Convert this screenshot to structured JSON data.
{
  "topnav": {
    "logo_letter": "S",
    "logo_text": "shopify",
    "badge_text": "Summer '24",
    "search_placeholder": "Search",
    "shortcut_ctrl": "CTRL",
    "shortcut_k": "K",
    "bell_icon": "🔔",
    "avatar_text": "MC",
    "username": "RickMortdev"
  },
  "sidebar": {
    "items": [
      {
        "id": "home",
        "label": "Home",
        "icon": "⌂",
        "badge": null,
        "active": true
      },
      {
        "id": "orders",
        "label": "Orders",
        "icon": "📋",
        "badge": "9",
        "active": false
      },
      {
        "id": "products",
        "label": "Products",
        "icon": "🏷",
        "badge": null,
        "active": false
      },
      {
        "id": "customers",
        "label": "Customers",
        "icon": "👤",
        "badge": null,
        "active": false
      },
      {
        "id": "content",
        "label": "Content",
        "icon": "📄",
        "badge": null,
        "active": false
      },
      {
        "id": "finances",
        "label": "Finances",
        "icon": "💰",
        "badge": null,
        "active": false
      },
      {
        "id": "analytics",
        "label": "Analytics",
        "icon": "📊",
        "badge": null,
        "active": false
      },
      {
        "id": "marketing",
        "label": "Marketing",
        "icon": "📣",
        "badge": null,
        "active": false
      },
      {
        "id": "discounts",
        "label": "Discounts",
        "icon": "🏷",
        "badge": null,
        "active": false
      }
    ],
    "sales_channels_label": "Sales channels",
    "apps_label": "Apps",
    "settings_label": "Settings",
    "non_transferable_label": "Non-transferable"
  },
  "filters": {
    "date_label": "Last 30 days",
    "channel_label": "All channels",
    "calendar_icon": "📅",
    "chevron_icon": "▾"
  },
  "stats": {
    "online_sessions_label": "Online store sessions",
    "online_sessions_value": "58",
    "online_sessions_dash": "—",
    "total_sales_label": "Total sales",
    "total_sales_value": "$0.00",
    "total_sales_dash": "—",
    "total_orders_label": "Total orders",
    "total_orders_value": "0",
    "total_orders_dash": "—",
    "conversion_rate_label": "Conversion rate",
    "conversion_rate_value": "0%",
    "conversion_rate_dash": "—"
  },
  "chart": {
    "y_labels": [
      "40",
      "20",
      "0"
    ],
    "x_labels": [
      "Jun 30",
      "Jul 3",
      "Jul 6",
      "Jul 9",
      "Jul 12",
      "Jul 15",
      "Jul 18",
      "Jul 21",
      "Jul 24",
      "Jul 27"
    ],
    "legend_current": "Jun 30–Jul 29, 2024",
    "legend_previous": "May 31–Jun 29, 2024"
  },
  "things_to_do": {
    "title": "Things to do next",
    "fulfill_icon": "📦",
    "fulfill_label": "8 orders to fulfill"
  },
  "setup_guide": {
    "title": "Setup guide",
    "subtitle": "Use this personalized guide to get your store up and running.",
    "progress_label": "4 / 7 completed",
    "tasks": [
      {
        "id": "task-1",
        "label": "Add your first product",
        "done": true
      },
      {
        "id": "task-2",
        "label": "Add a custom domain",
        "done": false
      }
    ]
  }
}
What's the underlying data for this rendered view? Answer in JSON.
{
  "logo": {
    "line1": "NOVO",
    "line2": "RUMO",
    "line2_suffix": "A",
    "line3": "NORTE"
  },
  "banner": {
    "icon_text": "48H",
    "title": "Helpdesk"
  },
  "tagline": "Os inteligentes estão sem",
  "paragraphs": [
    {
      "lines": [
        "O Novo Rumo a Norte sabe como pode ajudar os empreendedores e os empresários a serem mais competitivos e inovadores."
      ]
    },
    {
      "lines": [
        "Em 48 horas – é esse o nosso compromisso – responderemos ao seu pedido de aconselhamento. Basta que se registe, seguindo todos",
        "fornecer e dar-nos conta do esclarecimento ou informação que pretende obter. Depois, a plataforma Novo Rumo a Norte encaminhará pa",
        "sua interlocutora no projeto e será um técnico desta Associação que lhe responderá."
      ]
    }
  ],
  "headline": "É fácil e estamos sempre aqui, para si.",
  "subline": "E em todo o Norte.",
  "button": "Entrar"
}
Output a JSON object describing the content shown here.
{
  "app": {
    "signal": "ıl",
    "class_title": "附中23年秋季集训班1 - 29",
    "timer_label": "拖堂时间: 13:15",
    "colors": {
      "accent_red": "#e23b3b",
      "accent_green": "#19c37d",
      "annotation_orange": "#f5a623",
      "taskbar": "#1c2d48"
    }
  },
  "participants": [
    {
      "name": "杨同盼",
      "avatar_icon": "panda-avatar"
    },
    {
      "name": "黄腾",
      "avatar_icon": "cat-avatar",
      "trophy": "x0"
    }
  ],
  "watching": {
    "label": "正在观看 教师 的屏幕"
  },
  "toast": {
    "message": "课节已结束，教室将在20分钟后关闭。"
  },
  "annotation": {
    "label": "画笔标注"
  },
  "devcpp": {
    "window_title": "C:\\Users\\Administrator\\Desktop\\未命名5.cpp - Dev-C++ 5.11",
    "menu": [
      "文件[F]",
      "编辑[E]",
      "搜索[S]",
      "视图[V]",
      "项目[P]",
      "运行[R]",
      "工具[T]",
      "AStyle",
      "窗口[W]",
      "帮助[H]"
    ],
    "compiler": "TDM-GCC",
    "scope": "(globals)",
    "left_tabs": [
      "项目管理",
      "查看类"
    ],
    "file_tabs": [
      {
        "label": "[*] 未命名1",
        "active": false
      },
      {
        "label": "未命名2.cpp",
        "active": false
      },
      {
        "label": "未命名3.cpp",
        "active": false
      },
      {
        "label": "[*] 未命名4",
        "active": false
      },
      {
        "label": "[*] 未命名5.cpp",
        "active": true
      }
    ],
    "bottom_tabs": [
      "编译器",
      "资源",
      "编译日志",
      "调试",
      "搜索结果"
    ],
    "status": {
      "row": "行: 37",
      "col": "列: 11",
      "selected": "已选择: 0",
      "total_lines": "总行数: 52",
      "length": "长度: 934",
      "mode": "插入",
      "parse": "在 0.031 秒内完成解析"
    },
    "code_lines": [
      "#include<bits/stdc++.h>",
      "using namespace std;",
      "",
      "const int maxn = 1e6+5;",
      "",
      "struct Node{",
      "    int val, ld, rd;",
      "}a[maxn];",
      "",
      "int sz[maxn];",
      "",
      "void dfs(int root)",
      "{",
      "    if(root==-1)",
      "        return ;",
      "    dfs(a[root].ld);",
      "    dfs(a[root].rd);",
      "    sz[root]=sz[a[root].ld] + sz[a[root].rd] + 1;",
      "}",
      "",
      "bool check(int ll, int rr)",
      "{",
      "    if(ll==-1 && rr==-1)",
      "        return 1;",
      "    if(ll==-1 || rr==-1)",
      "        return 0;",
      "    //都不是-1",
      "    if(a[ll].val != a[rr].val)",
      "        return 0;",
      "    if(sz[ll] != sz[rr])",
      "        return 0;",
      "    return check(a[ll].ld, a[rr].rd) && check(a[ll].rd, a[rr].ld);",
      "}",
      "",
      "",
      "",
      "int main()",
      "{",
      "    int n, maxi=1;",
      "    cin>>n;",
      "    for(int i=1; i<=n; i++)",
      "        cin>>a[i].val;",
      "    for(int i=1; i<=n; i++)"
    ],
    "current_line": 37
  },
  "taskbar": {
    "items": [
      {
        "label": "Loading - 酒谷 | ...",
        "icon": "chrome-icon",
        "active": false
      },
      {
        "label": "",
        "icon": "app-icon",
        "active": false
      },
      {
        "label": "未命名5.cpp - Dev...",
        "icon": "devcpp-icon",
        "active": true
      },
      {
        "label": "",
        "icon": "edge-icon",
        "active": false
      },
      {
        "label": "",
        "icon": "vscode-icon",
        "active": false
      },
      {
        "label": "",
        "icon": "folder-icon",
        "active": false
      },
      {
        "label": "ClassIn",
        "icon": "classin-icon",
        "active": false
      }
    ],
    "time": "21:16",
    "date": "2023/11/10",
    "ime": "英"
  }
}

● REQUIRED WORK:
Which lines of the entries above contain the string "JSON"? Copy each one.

● WRITTEN ANSWER:
Convert this screenshot to structured JSON data.
What's the underlying data for this rendered view? Answer in JSON.
Output a JSON object describing the content shown here.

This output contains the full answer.